I suppose I had been taught to box myself in. I remember when my room was nothing but a straight path from the door to my bed. There was the desk, a mound of papers on top, drawers filled with documents from when my dad still used it as his office before I was born. Two massive totes filled with schoolwork. Everything I stacked my life upon. Somehow a daybed worked its way here even with the bunk bed. It was the bed my father’s family let my mother stay in when she was too scared to drive home in the snow. My dresser drawers were stuffed unopenable with clothes they bought for me. Two jewelry boxes sat on top: a big brown one my mother got me for my sixth birthday and a bigger brown one her mother-in-law got me a year later. They were both coated in junk. When I cleaned them off I found a homemade poster I had been too embarrassed to keep hung up. I hung it up again.

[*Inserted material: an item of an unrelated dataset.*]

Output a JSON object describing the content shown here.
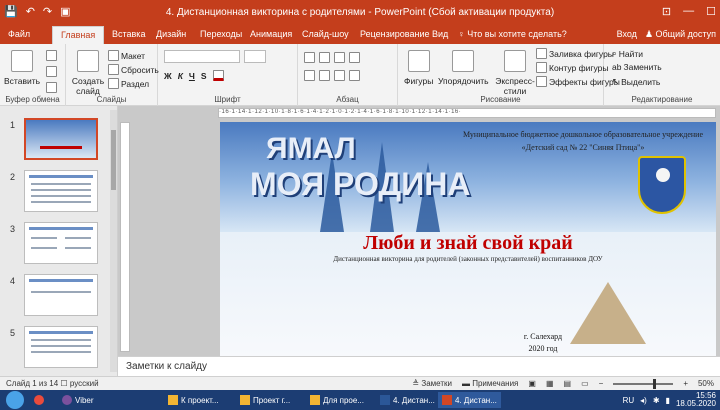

It sat above the nursery paintings made by my mother’s sister-in-law, fairies and flowers with faces staring at me. I have been watched my entire minor life. I think of the book my mother keeps on the downstairs bookshelf by the door: Rediscovering Catholicism. She got it from her mother. She says it’s one of those gifts that you’re supposed to keep because people look to see if you have it when they drop by. I have been ever the receiver of gifts.

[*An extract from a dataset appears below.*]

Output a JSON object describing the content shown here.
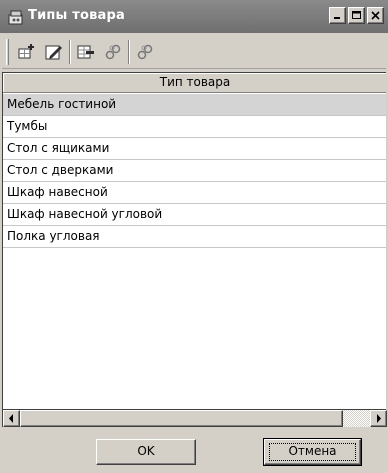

Rene Seledotis is a transgender fiction and poetry writer who uses his writing to explore the hoarding disorder he has struggled to overcome. He has served as a poetry editor on the Oakland Arts Review. He sends warm (and cold) greetings from the lakeshores of Michigan.
Photo by Brett Jordan on Unsplash
Share Some Light